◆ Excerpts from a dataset
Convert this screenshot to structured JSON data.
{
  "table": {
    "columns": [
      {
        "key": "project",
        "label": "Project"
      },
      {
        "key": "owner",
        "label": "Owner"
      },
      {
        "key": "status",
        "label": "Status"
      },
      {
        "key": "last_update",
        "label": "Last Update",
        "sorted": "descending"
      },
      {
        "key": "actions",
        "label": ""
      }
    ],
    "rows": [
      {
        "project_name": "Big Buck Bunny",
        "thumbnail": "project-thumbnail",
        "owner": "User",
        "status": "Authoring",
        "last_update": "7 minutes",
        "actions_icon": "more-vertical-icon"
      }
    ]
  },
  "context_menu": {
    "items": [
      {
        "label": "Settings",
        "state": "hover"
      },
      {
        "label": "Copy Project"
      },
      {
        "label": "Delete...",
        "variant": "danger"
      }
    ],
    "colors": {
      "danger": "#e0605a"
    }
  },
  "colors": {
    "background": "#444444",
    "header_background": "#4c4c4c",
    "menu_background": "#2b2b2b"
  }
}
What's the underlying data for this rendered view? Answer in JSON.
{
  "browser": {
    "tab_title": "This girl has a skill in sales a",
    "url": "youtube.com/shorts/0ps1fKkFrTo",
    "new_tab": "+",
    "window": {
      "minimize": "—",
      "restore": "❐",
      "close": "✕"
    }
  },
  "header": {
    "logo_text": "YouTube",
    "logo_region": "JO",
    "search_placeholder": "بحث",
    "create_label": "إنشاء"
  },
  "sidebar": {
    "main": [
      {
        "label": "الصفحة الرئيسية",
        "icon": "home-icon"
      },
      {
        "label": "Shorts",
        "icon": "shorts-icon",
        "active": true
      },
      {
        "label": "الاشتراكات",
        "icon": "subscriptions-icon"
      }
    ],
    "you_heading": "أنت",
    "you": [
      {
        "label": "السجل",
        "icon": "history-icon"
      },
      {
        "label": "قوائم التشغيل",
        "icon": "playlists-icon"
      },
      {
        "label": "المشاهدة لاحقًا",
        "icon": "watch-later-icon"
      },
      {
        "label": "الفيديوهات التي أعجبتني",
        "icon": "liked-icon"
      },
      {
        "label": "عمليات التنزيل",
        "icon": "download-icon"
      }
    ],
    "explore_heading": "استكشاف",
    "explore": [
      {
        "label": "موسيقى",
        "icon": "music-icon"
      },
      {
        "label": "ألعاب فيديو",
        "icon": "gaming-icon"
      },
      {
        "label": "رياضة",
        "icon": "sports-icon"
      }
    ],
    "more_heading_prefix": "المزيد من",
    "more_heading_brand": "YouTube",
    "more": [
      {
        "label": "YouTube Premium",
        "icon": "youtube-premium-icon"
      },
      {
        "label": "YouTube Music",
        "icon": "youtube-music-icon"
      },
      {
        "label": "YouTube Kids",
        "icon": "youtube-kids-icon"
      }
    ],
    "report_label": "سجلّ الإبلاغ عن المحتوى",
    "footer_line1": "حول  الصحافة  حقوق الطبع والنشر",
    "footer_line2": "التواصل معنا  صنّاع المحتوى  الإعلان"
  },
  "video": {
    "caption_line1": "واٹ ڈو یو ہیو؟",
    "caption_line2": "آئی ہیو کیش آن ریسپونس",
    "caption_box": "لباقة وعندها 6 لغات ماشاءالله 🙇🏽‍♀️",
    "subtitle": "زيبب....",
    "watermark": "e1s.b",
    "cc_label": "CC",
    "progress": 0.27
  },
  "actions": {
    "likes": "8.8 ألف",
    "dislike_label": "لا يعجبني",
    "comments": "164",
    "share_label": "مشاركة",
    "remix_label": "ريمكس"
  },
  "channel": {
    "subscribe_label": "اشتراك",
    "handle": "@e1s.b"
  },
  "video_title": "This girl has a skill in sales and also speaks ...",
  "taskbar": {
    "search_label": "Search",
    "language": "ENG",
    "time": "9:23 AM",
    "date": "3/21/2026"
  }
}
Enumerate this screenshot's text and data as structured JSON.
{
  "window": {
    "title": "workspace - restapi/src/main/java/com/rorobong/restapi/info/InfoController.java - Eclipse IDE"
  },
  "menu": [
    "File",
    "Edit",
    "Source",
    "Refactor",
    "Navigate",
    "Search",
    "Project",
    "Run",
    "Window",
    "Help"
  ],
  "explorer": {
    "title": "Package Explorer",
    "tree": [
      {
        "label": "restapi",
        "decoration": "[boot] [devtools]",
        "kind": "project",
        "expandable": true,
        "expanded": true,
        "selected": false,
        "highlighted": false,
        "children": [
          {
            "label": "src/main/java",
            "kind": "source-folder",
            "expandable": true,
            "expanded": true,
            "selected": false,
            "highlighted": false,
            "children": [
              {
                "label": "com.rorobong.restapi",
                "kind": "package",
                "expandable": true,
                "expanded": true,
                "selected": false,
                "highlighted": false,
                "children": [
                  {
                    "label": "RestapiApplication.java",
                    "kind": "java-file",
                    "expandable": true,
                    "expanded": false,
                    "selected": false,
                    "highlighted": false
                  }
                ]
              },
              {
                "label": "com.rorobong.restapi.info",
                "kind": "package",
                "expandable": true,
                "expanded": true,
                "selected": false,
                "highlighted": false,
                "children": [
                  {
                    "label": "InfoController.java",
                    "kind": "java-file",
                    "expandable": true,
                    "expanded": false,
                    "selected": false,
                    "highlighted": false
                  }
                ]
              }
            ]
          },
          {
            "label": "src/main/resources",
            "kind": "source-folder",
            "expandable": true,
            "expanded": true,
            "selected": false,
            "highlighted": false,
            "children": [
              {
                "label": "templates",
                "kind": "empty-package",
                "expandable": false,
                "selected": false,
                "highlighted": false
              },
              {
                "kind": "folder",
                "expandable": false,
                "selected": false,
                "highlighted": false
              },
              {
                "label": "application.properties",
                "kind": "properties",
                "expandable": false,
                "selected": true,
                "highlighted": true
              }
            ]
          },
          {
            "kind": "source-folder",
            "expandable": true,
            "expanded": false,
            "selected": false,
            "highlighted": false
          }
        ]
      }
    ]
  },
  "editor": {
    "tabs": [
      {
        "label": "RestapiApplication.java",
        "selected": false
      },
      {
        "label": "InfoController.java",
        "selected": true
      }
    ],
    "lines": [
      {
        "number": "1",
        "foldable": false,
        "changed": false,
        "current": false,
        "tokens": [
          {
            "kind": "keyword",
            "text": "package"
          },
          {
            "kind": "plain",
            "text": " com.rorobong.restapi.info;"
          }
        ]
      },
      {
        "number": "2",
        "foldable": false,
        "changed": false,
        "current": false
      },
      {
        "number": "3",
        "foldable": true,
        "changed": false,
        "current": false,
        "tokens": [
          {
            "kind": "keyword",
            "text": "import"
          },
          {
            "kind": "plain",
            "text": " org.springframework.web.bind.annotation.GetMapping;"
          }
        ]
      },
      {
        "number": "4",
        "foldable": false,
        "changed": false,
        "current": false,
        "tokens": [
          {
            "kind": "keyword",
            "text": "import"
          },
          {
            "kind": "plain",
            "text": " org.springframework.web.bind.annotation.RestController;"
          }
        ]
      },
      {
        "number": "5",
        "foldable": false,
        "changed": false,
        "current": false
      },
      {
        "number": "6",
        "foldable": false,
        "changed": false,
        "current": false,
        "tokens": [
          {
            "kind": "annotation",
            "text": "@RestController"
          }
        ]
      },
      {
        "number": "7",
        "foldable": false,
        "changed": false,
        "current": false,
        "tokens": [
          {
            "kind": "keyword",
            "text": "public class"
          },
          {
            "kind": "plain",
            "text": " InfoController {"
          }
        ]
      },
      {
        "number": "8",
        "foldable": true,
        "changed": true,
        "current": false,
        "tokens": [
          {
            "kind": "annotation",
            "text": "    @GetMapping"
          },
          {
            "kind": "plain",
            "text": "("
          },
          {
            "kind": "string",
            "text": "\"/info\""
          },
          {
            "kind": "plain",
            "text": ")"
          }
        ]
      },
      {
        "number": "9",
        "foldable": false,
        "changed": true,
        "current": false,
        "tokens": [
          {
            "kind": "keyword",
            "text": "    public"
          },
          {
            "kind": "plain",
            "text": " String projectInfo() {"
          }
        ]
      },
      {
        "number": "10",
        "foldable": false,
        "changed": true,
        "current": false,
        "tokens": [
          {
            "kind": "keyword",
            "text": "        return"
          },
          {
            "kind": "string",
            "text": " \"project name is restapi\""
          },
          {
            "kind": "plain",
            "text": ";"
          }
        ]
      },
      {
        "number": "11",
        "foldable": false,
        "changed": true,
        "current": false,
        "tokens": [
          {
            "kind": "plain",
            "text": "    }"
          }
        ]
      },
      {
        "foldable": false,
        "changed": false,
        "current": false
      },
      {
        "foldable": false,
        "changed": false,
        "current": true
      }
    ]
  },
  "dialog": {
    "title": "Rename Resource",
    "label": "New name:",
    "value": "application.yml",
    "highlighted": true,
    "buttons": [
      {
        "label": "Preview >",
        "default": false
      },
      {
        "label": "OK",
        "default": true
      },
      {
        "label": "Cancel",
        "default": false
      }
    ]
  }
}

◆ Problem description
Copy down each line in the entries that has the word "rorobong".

◆ Exercise solution
    "title": "workspace - restapi/src/main/java/com/rorobong/restapi/info/InfoController.java - Eclipse IDE"
                "label": "com.rorobong.restapi",
                "label": "com.rorobong.restapi.info",
            "text": " com.rorobong.restapi.info;"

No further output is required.